About 50% of dogs will start to walk on the limb within 24 hours of surgery.  Within 5 days most will begin weight bearing on the leg and by 2 weeks will be moderately weight bearing.  Radiographs are taken 6-8 weeks post-surgery.

2 months post-surgery leash walks are gradually increased with most restrictions of exercises being discontinued by 4 months but full working activities such as hunt, field, agility, etc. should not begin until 6 months post-surgery.  Radiographs should be taken yearly to monitor arthritis.

Complications of this surgery can be due to many factors including anesthesia, age and weight of the pet and surgical competence.  Steroids given post-surgery can cause decreased bone healing so should be avoided.

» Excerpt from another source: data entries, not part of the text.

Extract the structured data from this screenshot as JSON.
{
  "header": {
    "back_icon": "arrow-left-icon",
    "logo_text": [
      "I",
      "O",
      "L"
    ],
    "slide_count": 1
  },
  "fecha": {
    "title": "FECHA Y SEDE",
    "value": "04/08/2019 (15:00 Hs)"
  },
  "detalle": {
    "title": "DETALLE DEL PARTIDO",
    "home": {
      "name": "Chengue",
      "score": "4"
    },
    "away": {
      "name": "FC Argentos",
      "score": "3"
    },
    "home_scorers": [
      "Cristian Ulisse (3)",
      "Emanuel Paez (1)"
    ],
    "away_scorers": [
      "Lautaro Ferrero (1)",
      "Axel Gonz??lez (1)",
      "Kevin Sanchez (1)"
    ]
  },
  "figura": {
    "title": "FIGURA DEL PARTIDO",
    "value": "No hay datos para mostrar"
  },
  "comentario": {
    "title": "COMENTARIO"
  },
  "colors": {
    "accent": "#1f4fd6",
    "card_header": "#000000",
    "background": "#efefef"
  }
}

The most common cause of complication is letting the pet have too much activity too soon.  Too much activity in the early period of healing (first 2 months) can lead to:

1)    Poor healing of the bone

2)    Straining of the patellar ligament

3)    Plate breakage

4)    Loosening of the screws with subsequent shifting of the plateau

All recommendations for post-surgery should be followed closely by the pet and owner.  Rehabilitation trained therapists are found to be one of the best things you can do for the successful recovery of your pet. 

I have some articles that I can email you and your surgeon concerning the benefits of rehabilitation immediately post-surgery — let’s get your pet healthy!